— Problem details —
Below are some records; give them all again exactly, but not the pictures.
··· Listed entries
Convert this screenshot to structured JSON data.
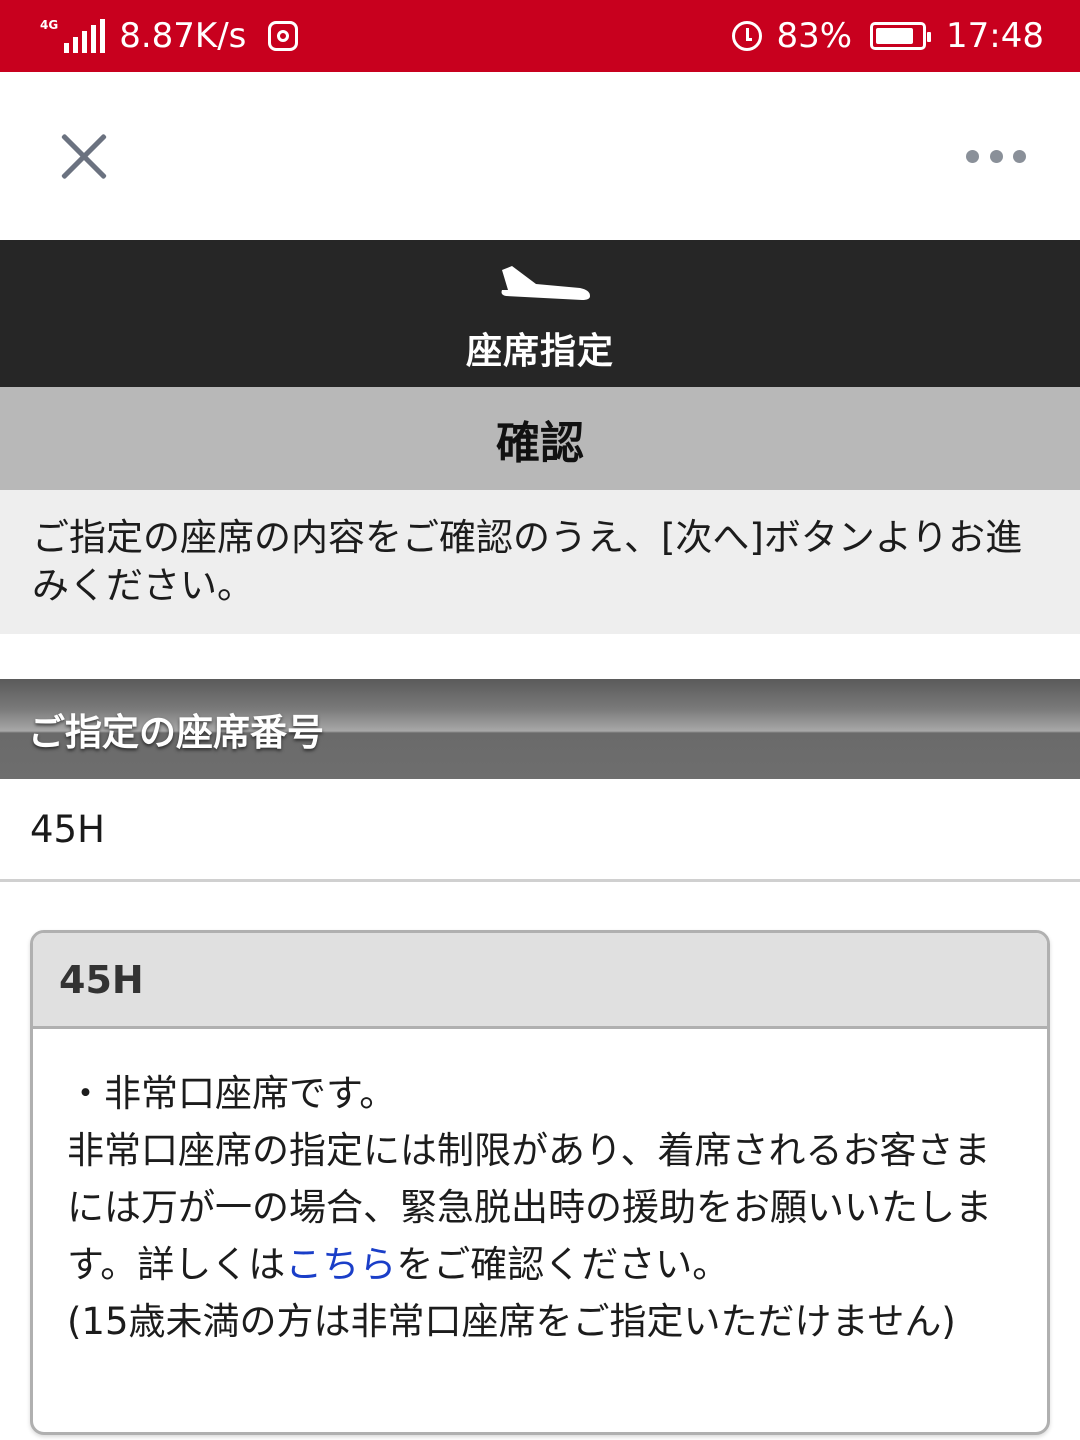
{
  "status_bar": {
    "network": "4G",
    "speed": "8.87K/s",
    "battery": "83%",
    "battery_level": 0.83,
    "time": "17:48",
    "icons": [
      "signal-icon",
      "instagram-icon",
      "alarm-icon",
      "battery-icon"
    ]
  },
  "app_bar": {
    "close_icon": "close-icon",
    "more_icon": "more-icon"
  },
  "header": {
    "icon": "airplane-icon",
    "title": "座席指定"
  },
  "confirm": {
    "title": "確認"
  },
  "instruction": {
    "text": "ご指定の座席の内容をご確認のうえ、[次へ]ボタンよりお進みください。"
  },
  "section": {
    "title": "ご指定の座席番号",
    "seat": "45H"
  },
  "card": {
    "seat": "45H",
    "bullet": "・非常口座席です。",
    "text_before_link": "非常口座席の指定には制限があり、着席されるお客さまには万が一の場合、緊急脱出時の援助をお願いいたします。詳しくは",
    "link": "こちら",
    "text_after_link": "をご確認ください。",
    "note": "(15歳未満の方は非常口座席をご指定いただけません)"
  },
  "colors": {
    "status_bar": "#c8001e",
    "dark_header": "#262626",
    "confirm_band": "#b8b8b8",
    "link": "#1a3ec8"
  }
}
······
— Exercise answer —
Convert this screenshot to structured JSON data.
{
  "status_bar": {
    "network": "4G",
    "speed": "8.87K/s",
    "battery": "83%",
    "battery_level": 0.83,
    "time": "17:48",
    "icons": [
      "signal-icon",
      "instagram-icon",
      "alarm-icon",
      "battery-icon"
    ]
  },
  "app_bar": {
    "close_icon": "close-icon",
    "more_icon": "more-icon"
  },
  "header": {
    "icon": "airplane-icon",
    "title": "座席指定"
  },
  "confirm": {
    "title": "確認"
  },
  "instruction": {
    "text": "ご指定の座席の内容をご確認のうえ、[次へ]ボタンよりお進みください。"
  },
  "section": {
    "title": "ご指定の座席番号",
    "seat": "45H"
  },
  "card": {
    "seat": "45H",
    "bullet": "・非常口座席です。",
    "text_before_link": "非常口座席の指定には制限があり、着席されるお客さまには万が一の場合、緊急脱出時の援助をお願いいたします。詳しくは",
    "link": "こちら",
    "text_after_link": "をご確認ください。",
    "note": "(15歳未満の方は非常口座席をご指定いただけません)"
  },
  "colors": {
    "status_bar": "#c8001e",
    "dark_header": "#262626",
    "confirm_band": "#b8b8b8",
    "link": "#1a3ec8"
  }
}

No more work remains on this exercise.